++++ Data for this exercise ++++

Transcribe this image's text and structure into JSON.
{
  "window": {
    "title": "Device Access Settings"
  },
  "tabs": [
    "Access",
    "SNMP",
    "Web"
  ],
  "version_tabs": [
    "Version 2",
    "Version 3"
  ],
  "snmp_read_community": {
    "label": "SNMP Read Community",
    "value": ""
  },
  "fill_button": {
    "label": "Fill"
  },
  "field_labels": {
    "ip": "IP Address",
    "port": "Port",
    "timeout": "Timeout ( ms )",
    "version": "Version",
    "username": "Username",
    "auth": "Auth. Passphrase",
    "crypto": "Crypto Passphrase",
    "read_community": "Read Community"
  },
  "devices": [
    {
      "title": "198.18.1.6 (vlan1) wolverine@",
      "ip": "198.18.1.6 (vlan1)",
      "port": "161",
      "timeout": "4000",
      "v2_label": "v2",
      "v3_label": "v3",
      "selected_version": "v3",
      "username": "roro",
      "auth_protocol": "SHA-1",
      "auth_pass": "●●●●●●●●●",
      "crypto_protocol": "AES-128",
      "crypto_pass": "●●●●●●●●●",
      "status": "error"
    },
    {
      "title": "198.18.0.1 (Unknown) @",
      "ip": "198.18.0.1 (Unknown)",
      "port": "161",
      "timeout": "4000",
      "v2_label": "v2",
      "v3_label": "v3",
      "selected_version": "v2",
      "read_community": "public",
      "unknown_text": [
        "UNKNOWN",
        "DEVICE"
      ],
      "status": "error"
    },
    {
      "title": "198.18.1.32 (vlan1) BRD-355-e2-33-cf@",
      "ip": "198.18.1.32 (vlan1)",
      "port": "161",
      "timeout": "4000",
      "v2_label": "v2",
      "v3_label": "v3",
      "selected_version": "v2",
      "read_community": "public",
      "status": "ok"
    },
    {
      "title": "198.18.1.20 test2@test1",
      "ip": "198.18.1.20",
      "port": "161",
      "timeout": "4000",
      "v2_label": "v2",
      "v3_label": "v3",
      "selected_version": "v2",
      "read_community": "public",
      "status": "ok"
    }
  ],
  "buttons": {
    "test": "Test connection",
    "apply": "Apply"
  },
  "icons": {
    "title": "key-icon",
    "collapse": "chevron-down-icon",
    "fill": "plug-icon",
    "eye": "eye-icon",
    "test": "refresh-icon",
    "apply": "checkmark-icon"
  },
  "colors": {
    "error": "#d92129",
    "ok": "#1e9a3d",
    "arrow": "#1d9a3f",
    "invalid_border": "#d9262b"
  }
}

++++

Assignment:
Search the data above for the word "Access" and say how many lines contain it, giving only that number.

Solution to this exercise:
2